   him, saying, Though I walk through the Valley of the Shadow of Death, I will

   fear no evil, for thou art with me. Psa. 23:4.


   Then was he glad, and that for these reasons:


   First, Because he gathered from thence, that some who feared God were in

   this valley as well as himself.


   Secondly, For that he perceived God was with them, though in that dark and

   dismal state. And why not, thought he, with me? though by reason of the

   impediment that attends this place, I cannot perceive it. Job 9:11.


   Thirdly, For that he hoped (could he overtake them) to have company by and



   So he went on, and called to him that was before; but he knew not what to

   answer, for that he also thought himself to be alone. And by and by the day

   broke: then said Christian, “He hath turned the shadow of death into the

   morning.” Amos 5:8.


   Now morning being come, he looked back, not out of desire to return, but to

   see, by the light of the day, what hazards he had gone through in the dark.

   So he saw more perfectly the ditch that was on the one hand, and the quag

   that was on the other; also how narrow the way was which led betwixt them

   both. Also now he saw the hobgoblins, and satyrs, and dragons of the pit,

   but all afar off; for after break of day they came not nigh; yet they were

   discovered to him, according to that which is written, “He discovereth deep

   things out of darkness, and bringeth out to light the shadow of death.” Job



   Now was Christian much affected with this deliverance from all the dangers

   of his solitary way; which dangers, though he feared them much before, yet

   he saw them more clearly now, because the light of the day made them

   conspicuous to him. And about this time the sun was rising, and this was

   another mercy to Christian; for you must note, that though the first part of

   the Valley of the Shadow of Death was dangerous, yet this second part, which

   he was yet to go, was, if possible, far more dangerous; for, from the place

   where he now stood, even to the end of the valley, the way was all along set

   so full of snares, traps, gins, and nets here, and so full of pits,

   pitfalls, deep holes, and shelvings-down there, that had it now been dark,

   as it was when he came the first part of the way, had he had a thousand

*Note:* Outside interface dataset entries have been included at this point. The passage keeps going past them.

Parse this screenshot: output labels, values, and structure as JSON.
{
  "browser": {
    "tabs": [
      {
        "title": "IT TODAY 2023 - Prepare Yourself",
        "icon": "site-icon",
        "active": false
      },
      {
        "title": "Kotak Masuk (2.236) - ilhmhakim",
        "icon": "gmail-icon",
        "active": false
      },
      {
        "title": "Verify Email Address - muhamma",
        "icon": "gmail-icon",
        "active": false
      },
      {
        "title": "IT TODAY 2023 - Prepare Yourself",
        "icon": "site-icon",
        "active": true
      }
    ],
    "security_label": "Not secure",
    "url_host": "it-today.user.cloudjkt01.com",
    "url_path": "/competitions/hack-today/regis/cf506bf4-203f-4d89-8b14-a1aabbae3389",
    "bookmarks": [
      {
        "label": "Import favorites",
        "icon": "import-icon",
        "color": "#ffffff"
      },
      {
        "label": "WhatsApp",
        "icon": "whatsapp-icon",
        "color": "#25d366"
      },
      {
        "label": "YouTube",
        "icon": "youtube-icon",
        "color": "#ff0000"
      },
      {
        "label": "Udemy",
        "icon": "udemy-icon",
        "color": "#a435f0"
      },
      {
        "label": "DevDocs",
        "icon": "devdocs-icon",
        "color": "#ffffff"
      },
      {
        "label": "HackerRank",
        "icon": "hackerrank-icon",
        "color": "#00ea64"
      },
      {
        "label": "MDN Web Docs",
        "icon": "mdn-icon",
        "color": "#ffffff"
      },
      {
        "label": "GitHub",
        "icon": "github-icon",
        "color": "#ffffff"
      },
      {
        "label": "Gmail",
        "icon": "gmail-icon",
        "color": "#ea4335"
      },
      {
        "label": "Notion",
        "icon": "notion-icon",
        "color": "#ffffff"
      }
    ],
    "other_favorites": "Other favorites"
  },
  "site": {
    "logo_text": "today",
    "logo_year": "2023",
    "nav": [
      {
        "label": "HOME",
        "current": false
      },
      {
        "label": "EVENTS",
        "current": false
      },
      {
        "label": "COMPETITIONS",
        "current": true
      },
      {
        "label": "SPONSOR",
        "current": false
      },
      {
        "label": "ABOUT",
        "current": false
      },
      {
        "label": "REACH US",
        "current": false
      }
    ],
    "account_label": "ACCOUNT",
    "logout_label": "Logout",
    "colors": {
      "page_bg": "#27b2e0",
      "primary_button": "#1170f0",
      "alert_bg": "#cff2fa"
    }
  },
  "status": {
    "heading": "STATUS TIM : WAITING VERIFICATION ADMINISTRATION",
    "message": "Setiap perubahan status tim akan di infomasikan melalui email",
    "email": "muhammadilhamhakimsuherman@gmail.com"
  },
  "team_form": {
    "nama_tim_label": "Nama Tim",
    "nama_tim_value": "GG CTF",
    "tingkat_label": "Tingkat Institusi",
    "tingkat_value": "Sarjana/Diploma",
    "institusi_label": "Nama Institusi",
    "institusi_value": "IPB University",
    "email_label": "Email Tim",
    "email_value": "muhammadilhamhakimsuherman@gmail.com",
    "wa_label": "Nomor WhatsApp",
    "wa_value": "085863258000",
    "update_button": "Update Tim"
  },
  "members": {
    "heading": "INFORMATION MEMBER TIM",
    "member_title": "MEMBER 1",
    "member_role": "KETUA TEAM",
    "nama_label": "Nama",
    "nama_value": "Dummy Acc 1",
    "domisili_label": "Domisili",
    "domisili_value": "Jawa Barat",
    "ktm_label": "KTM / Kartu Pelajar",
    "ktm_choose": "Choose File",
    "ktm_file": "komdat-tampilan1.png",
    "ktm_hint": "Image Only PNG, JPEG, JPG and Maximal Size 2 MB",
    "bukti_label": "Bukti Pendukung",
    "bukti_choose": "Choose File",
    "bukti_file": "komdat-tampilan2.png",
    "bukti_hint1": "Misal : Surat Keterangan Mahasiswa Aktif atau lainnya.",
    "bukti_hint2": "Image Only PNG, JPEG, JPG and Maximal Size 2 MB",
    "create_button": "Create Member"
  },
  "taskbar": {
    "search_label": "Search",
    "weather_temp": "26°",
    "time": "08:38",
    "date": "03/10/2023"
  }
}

   souls, they had in reason been cast away; but, as I said, just now the sun

   was rising. Then said he, “His Candle shineth on my head, and by his light I

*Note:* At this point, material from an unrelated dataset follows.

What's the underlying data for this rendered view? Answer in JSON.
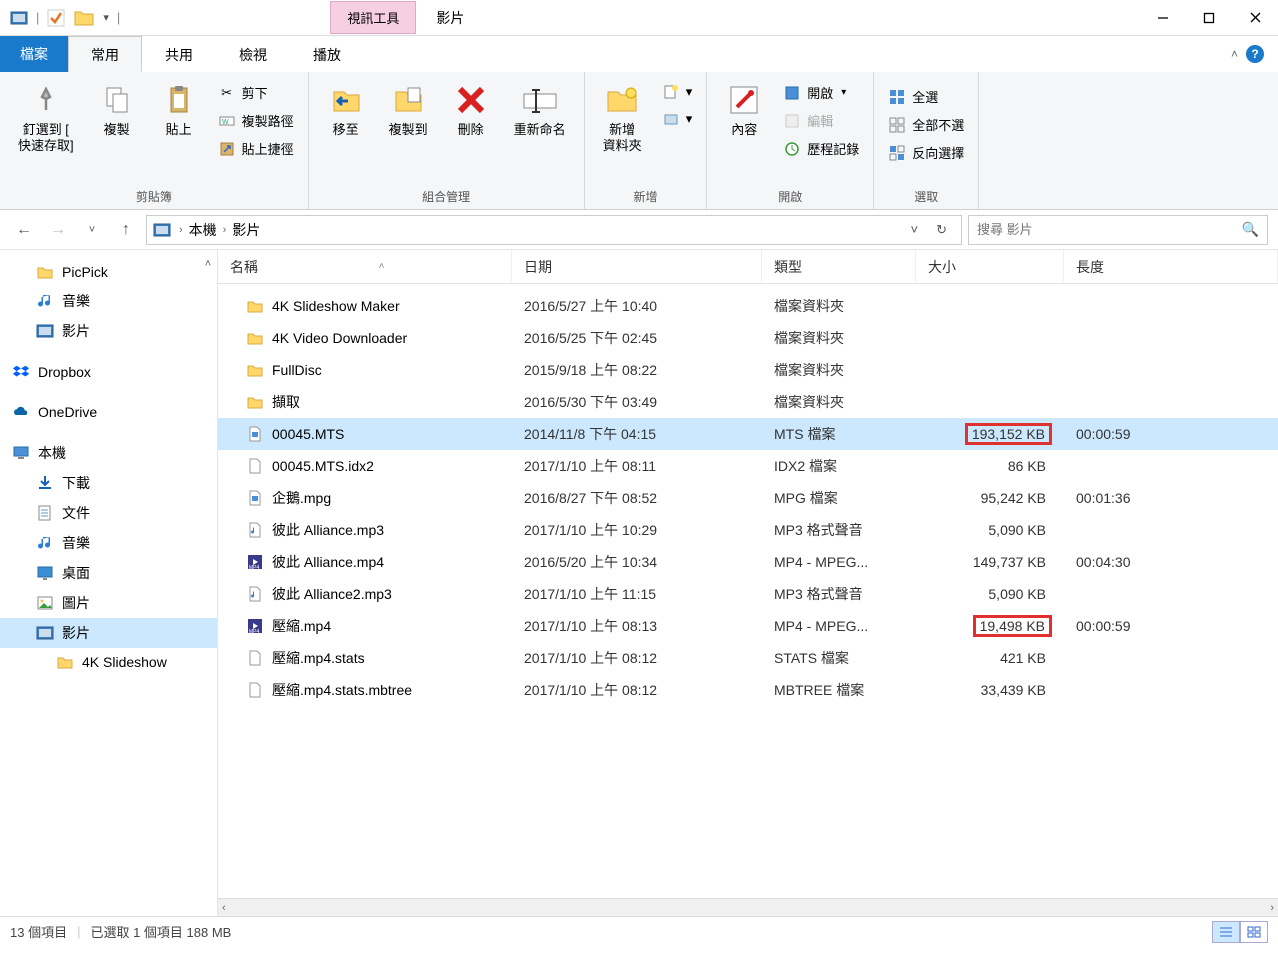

   go through darkness.” Job 29:3.


   In this light, therefore, he came to the end of the valley. Now I saw in my

   dream, that at the end of the valley lay blood, bones, ashes, and mangled

   bodies of men, even of pilgrims that had gone this way formerly; and while I

   was musing what should be the reason, I espied a little before me a cave,

   where two giants, Pope and Pagan, dwelt in old times; by whose power and

   tyranny the men whose bones, blood, ashes, etc., lay there, were cruelly put

   to death. But by this place Christian went without much danger, whereat I

   somewhat wondered; but I have learnt since, that Pagan has been dead many a

   day; and as for the other, though he be yet alive, he is, by reason of age,

   and also of the many shrewd brushes that he met with in his younger days,

   grown so crazy and stiff in his joints that he can now do little more than

   sit in his cave’s mouth, grinning at pilgrims as they go by, and biting his

   nails because he cannot come at them.


   So I saw that Christian went on his way; yet, at the sight of the old man

   that sat at the mouth of the cave, he could not tell what to think,

   especially because he spoke to him, though he could not go after him,

   saying, You will never mend, till more of you be burned. But he held his

   peace, and set a good face on it; and so went by, and catched no hurt. Then

   sang Christian,



   “O world of wonders, (I can say no less,)


   That I should be preserved in that distress


   That I have met with here! O blessed be


   That hand that from it hath delivered me!


   Dangers in darkness, devils, hell, and sin,


   Did compass me, while I this vale was in;


   Yea, snares, and pits, and traps, and nets did lie


   My path about, that worthless, silly I


   Might have been catch’d, entangled, and cast down;


   But since I live, let Jesus wear the crown.”